Last spring, we reported from the annual AAS meeting on President Elizabeth Perry's inspiring address ("Reclaiming the Chinese Revolution"). For a short period of time, the address is available for free PDF download and we strongly encourage you to grab a copy while you can. [Link will take you to the issue and from there you can select the format in which you wish to view Perry's piece.]
The address begins:

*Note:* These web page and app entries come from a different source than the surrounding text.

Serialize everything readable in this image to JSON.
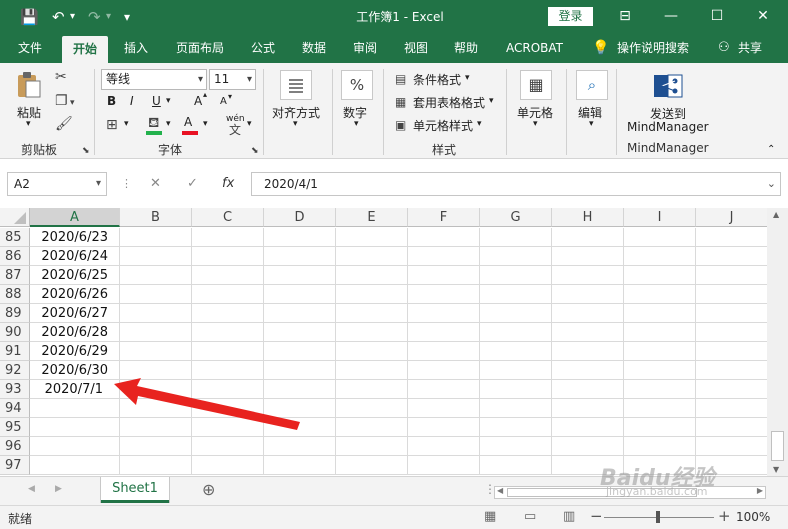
{
  "titlebar": {
    "title": "工作簿1  -  Excel",
    "login": "登录",
    "qa_save": "💾",
    "qa_undo": "↶",
    "qa_redo": "↷",
    "qa_customize": "▾",
    "ribbon_display": "⊟",
    "minimize": "—",
    "maximize": "☐",
    "close": "✕"
  },
  "tabs": [
    "文件",
    "开始",
    "插入",
    "页面布局",
    "公式",
    "数据",
    "审阅",
    "视图",
    "帮助",
    "ACROBAT"
  ],
  "tell_me": "操作说明搜索",
  "share": "共享",
  "ribbon": {
    "paste": "粘贴",
    "clipboard": "剪贴板",
    "font_name": "等线",
    "font_size": "11",
    "font_group": "字体",
    "bold": "B",
    "italic": "I",
    "underline": "U",
    "grow_font": "A",
    "shrink_font": "A",
    "font_color": "A",
    "wen": "wén",
    "alignment": "对齐方式",
    "number": "数字",
    "conditional_format": "条件格式",
    "table_format": "套用表格格式",
    "cell_style": "单元格样式",
    "styles_group": "样式",
    "cells": "单元格",
    "editing": "编辑",
    "send_to": "发送到",
    "mindmanager": "MindManager",
    "mindmanager_group": "MindManager"
  },
  "formula": {
    "name_box": "A2",
    "cancel": "✕",
    "enter": "✓",
    "fx": "fx",
    "value": "2020/4/1"
  },
  "grid": {
    "columns": [
      "A",
      "B",
      "C",
      "D",
      "E",
      "F",
      "G",
      "H",
      "I",
      "J"
    ],
    "rows": [
      {
        "num": "85",
        "a": "2020/6/23"
      },
      {
        "num": "86",
        "a": "2020/6/24"
      },
      {
        "num": "87",
        "a": "2020/6/25"
      },
      {
        "num": "88",
        "a": "2020/6/26"
      },
      {
        "num": "89",
        "a": "2020/6/27"
      },
      {
        "num": "90",
        "a": "2020/6/28"
      },
      {
        "num": "91",
        "a": "2020/6/29"
      },
      {
        "num": "92",
        "a": "2020/6/30"
      },
      {
        "num": "93",
        "a": "2020/7/1"
      },
      {
        "num": "94",
        "a": ""
      },
      {
        "num": "95",
        "a": ""
      },
      {
        "num": "96",
        "a": ""
      },
      {
        "num": "97",
        "a": ""
      }
    ]
  },
  "sheets": [
    "Sheet1"
  ],
  "add_sheet": "⊕",
  "status": {
    "ready": "就绪",
    "zoom_minus": "−",
    "zoom_plus": "+",
    "zoom": "100%"
  },
  "watermark": {
    "brand": "Baidu经验",
    "url": "jingyan.baidu.com"
  },
  "colors": {
    "excel_green": "#217346",
    "arrow_red": "#e8231f"
  }
}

REVOLUTIONS ARE UNPOPULAR THESE days, among Western politicians and scholars alike.We put our faith in liberal institutions such as markets and courts of law, looking to “democratic transitions” rather than to social revolutions as the path toward political progress. The view of revolution as a nasty and needless mistake was evident twenty years ago when celebrations surrounding the bicentennial of the French Revolution evoked debate and discomfort both inside and outside France. Then British Prime Minister Margaret Thatcher, after leaving Paris on Bastille Day 1989, tapped into the prevailing sentiment when she presented President François Mitterrand with a handsome edition of Charles Dickens’s A Tale of Two Cities, and smugly instructed the French president to read Dickens to learn why the French Revolution had been completely unnecessary...The availabilty of the address is part of an effort on the part of the AAS's journal, the Journal of Asian Studies, to increase the association's reach. For another free article (again, available for limited time), see "State, Sovereignty, and the People: A Comparison of the 'Rule of Law' in China and India" by Jonathan K. Ocko and David Gilmartin (Feb. 2009).
Indeed, I imagine it is fair to say that many members of our association were initially drawn to the Asian field because we once held a favorable view of the Chinese revolution. Forty years ago, in the spring of 1968, the Association for Asian Studies convened its annual meeting in Philadelphia. That occasion was marked by a subgathering of Asianists who opposed the war in Vietnam, out of which was born the Committee of Concerned Asian Scholars (CCAS). The many budding young Asianists who soon joined the CCAS, myself included, were generally united in the conviction that the war in Vietnam represented an epochal clash between a dynamic Asian revolutionary upsurge, stirred by the example of Mao’s China, on the one hand, and a destructive American imperialism, bolstered by the work of some prominent members of the Asian studies establishment, on the other.
But that was then...